Published on April 8th, 2009 | by Erich Becker0
Rescue Me – Baptism (05×01)
Comedic-drama Rescue Me returns in its fifth season with more of what we love, funny jokes interspersed with serious drama as the dysfunctional lives of Number 62 Truck play out in front of all of us to enjoy.
Creators Denis Leary and Peter Tolan have crafted a fine example of how to see into the lives of the FDNY and the situations that everyone finds themselves in are both uproarious and hard to grasp at the same time. But it’s really the characters that bring everything back, with each member of the house bringing something new to the table and the dynamics of how well they play together only aids the believability somewhat lost on the incessant drama each character experiences.
Season five picks up where the last ended. Tommy Gavin’s (Leary) father has passed away at a baseball game with his son and we’re reintroduced into the fold shortly after with Tommy day dreaming about desecrating his father’s coffin at a mock memorial in his head. The episode also introduces the highest profile guest star thus far, Michael J. Fox, as Janet’s (Andrea Roth) new boyfriend. Fox plays the a-hole card really well confusing Tommy if he’s being mocked. Fox’s story will surely play out more as the season continues, so it would be unfair to judge his character and performance based on this three minutes of screen time.

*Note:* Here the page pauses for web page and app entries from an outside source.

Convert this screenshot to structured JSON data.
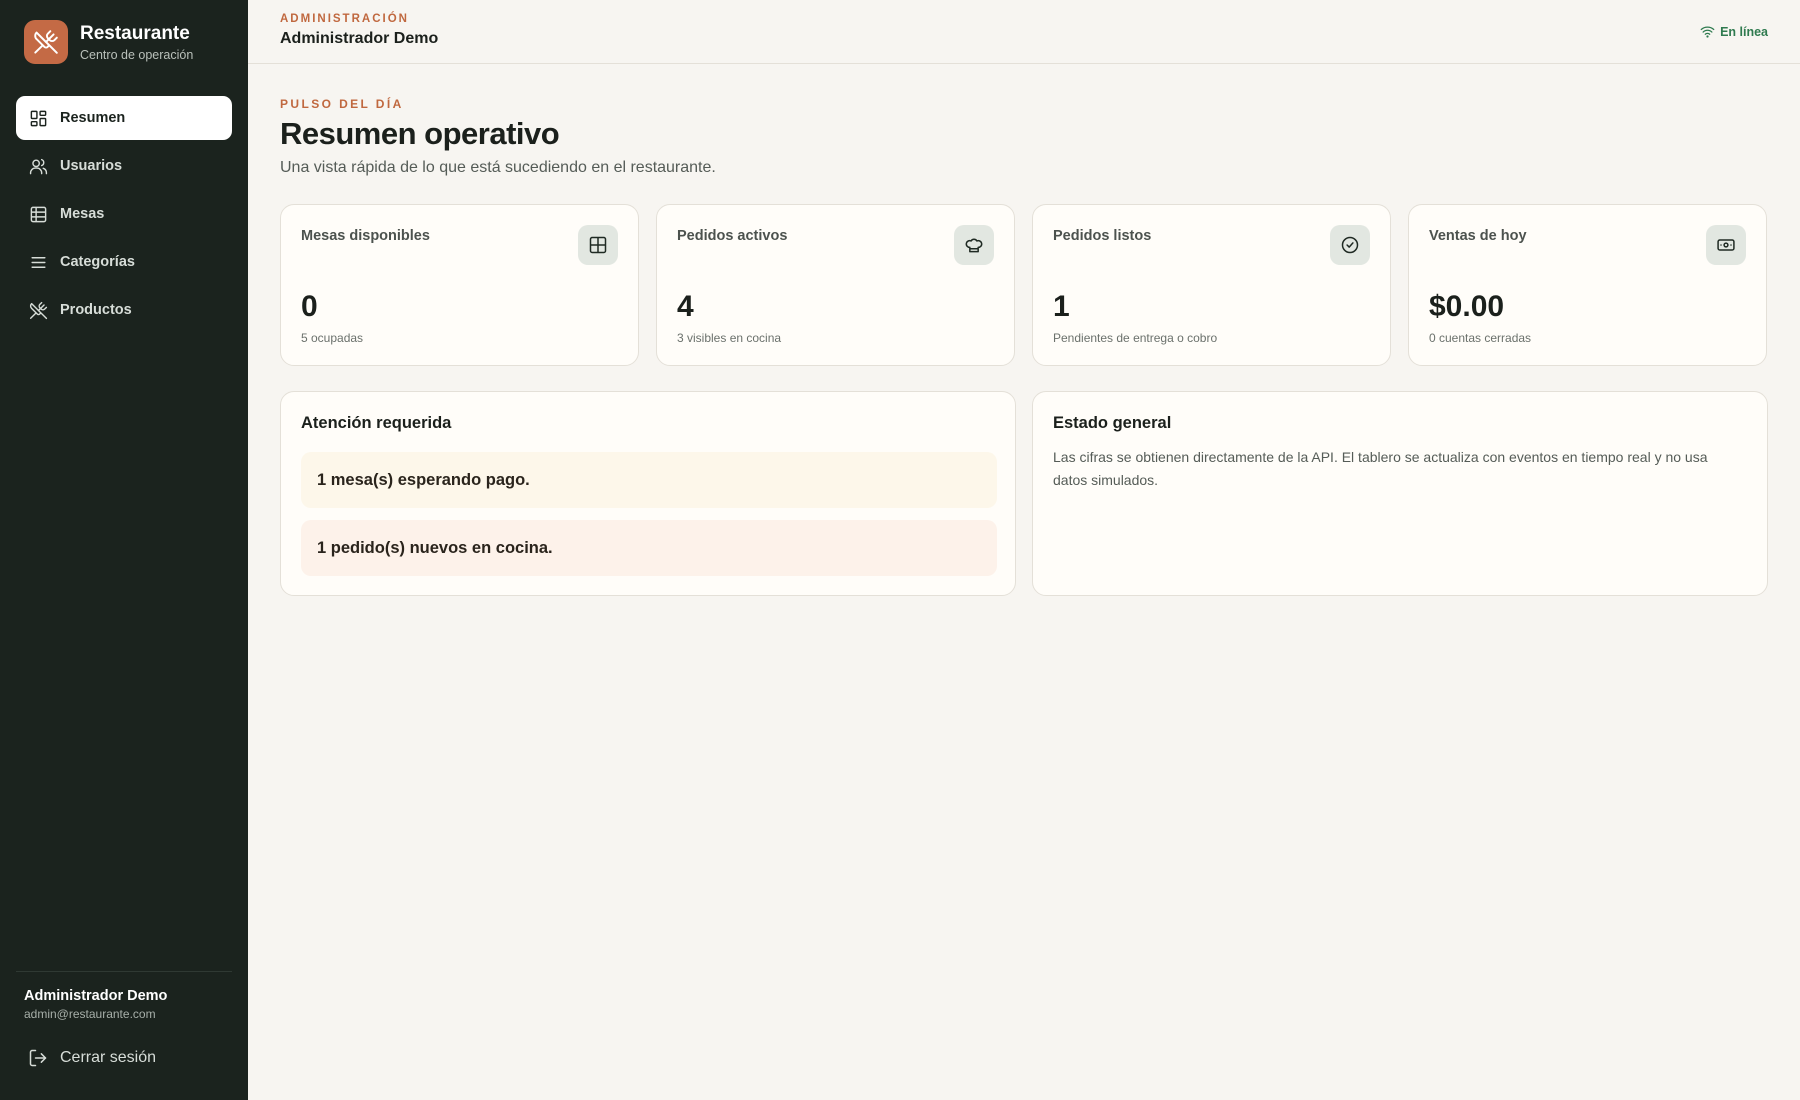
{
  "brand": {
    "title": "Restaurante",
    "subtitle": "Centro de operación",
    "logo_icon": "utensils-crossed-icon",
    "accent": "#c46a45"
  },
  "sidebar": {
    "items": [
      {
        "label": "Resumen",
        "icon": "dashboard-icon",
        "active": true
      },
      {
        "label": "Usuarios",
        "icon": "users-icon",
        "active": false
      },
      {
        "label": "Mesas",
        "icon": "table-grid-icon",
        "active": false
      },
      {
        "label": "Categorías",
        "icon": "list-icon",
        "active": false
      },
      {
        "label": "Productos",
        "icon": "utensils-crossed-icon",
        "active": false
      }
    ],
    "user": {
      "name": "Administrador Demo",
      "email": "admin@restaurante.com"
    },
    "logout_label": "Cerrar sesión"
  },
  "header": {
    "kicker": "ADMINISTRACIÓN",
    "title": "Administrador Demo",
    "status": "En línea",
    "status_color": "#2f7a4f"
  },
  "main": {
    "kicker": "PULSO DEL DÍA",
    "title": "Resumen operativo",
    "subtitle": "Una vista rápida de lo que está sucediendo en el restaurante.",
    "cards": [
      {
        "label": "Mesas disponibles",
        "value": "0",
        "note": "5 ocupadas",
        "icon": "table-grid-icon"
      },
      {
        "label": "Pedidos activos",
        "value": "4",
        "note": "3 visibles en cocina",
        "icon": "chef-hat-icon"
      },
      {
        "label": "Pedidos listos",
        "value": "1",
        "note": "Pendientes de entrega o cobro",
        "icon": "check-circle-icon"
      },
      {
        "label": "Ventas de hoy",
        "value": "$0.00",
        "note": "0 cuentas cerradas",
        "icon": "banknote-icon"
      }
    ],
    "attention": {
      "title": "Atención requerida",
      "items": [
        "1 mesa(s) esperando pago.",
        "1 pedido(s) nuevos en cocina."
      ]
    },
    "general": {
      "title": "Estado general",
      "text": "Las cifras se obtienen directamente de la API. El tablero se actualiza con eventos en tiempo real y no usa datos simulados."
    }
  }
}
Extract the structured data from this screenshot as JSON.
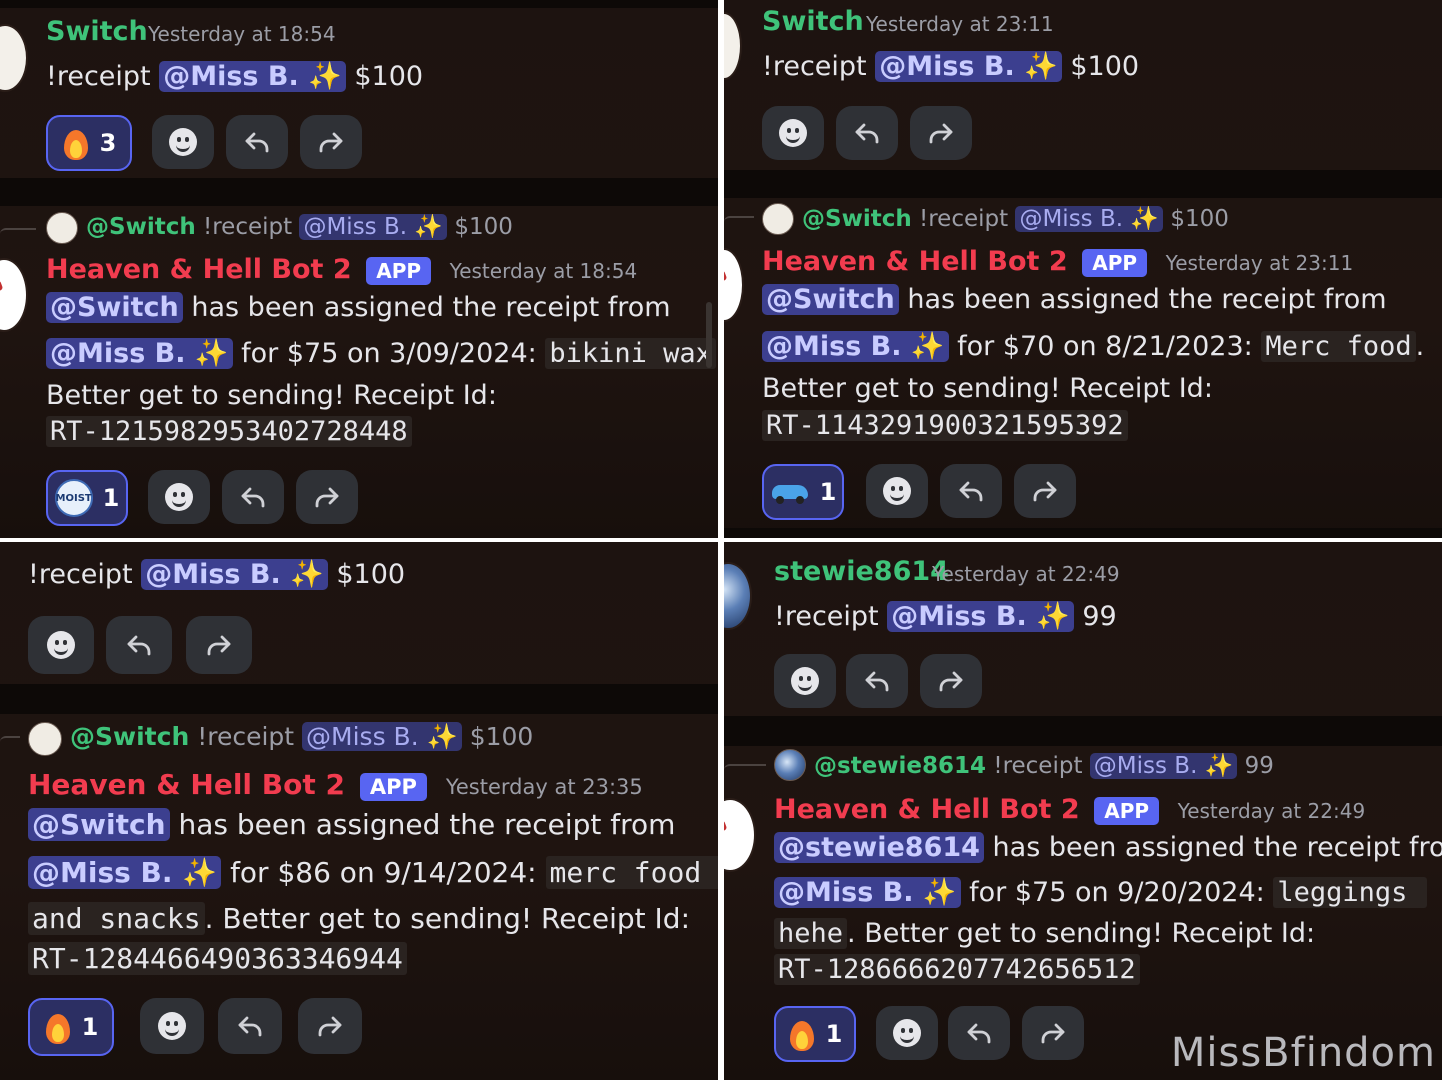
{
  "panels": [
    {
      "id": "top-left",
      "first_message": {
        "author": "Switch",
        "timestamp": "Yesterday at 18:54",
        "command": "!receipt",
        "mention": "@Miss B.",
        "amount": "$100",
        "reaction": {
          "emoji": "fire",
          "count": "3"
        }
      },
      "reply_preview": {
        "mention_user": "@Switch",
        "command": "!receipt",
        "mention": "@Miss B.",
        "amount": "$100"
      },
      "bot_message": {
        "author": "Heaven & Hell Bot 2",
        "badge": "APP",
        "timestamp": "Yesterday at 18:54",
        "mention_user": "@Switch",
        "text_assigned": "has been assigned the receipt from",
        "mention": "@Miss B.",
        "text_for": "for $75 on 3/09/2024:",
        "item": "bikini wax",
        "period": ".",
        "text_better": "Better get to sending! Receipt Id:",
        "receipt_id": "RT-1215982953402728448",
        "reaction": {
          "emoji": "moist",
          "count": "1"
        }
      }
    },
    {
      "id": "top-right",
      "first_message": {
        "author": "Switch",
        "timestamp": "Yesterday at 23:11",
        "command": "!receipt",
        "mention": "@Miss B.",
        "amount": "$100"
      },
      "reply_preview": {
        "mention_user": "@Switch",
        "command": "!receipt",
        "mention": "@Miss B.",
        "amount": "$100"
      },
      "bot_message": {
        "author": "Heaven & Hell Bot 2",
        "badge": "APP",
        "timestamp": "Yesterday at 23:11",
        "mention_user": "@Switch",
        "text_assigned": "has been assigned the receipt from",
        "mention": "@Miss B.",
        "text_for": "for $70 on 8/21/2023:",
        "item": "Merc food",
        "period": ".",
        "text_better": "Better get to sending! Receipt Id:",
        "receipt_id": "RT-1143291900321595392",
        "reaction": {
          "emoji": "car",
          "count": "1"
        }
      }
    },
    {
      "id": "bottom-left",
      "first_message": {
        "command": "!receipt",
        "mention": "@Miss B.",
        "amount": "$100"
      },
      "reply_preview": {
        "mention_user": "@Switch",
        "command": "!receipt",
        "mention": "@Miss B.",
        "amount": "$100"
      },
      "bot_message": {
        "author": "Heaven & Hell Bot 2",
        "badge": "APP",
        "timestamp": "Yesterday at 23:35",
        "mention_user": "@Switch",
        "text_assigned": "has been assigned the receipt from",
        "mention": "@Miss B.",
        "text_for": "for $86 on 9/14/2024:",
        "item": "merc food",
        "item_cont": "and snacks",
        "text_better": ". Better get to sending! Receipt Id:",
        "receipt_id": "RT-1284466490363346944",
        "reaction": {
          "emoji": "fire",
          "count": "1"
        }
      }
    },
    {
      "id": "bottom-right",
      "first_message": {
        "author": "stewie8614",
        "timestamp": "Yesterday at 22:49",
        "command": "!receipt",
        "mention": "@Miss B.",
        "amount": "99"
      },
      "reply_preview": {
        "mention_user": "@stewie8614",
        "command": "!receipt",
        "mention": "@Miss B.",
        "amount": "99"
      },
      "bot_message": {
        "author": "Heaven & Hell Bot 2",
        "badge": "APP",
        "timestamp": "Yesterday at 22:49",
        "mention_user": "@stewie8614",
        "text_assigned": "has been assigned the receipt from",
        "mention": "@Miss B.",
        "text_for": "for $75 on 9/20/2024:",
        "item": "leggings",
        "item_cont": "hehe",
        "text_better": ". Better get to sending! Receipt Id:",
        "receipt_id": "RT-1286666207742656512",
        "reaction": {
          "emoji": "fire",
          "count": "1"
        }
      }
    }
  ],
  "sparkle": "✨",
  "watermark": "MissBfindom",
  "icons": [
    "smiley-add-reaction-icon",
    "reply-arrow-icon",
    "forward-arrow-icon"
  ]
}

The major subplots to the season seem to be Sean Garrity (Steven Pasquale) being injured, and Garrity, Franco (Daniel Sunjata), and Probie (Mike Lombardi) attempting to open a firefighter oriented bar to score with the ladies after hearing the successes of their favorite establishment of the same theme.
As mentioned before, Rescue Me is one of the finest examples of bi-polar drama on TV today. In one pivotal scene where Mickey Gavin (Robert John Burke) relapses and its up to Tommy to pull him from a church where he’s hassling a baptism, the conversation goes back and forth between philosophical enlightenment and the image of a dog defecating in a pantry. As the conversation continues neither participant knows what’s subject is really being talked about. These are times when you both think and laugh at the same time, and these are the times that make Rescue Me one of the best shows on TV.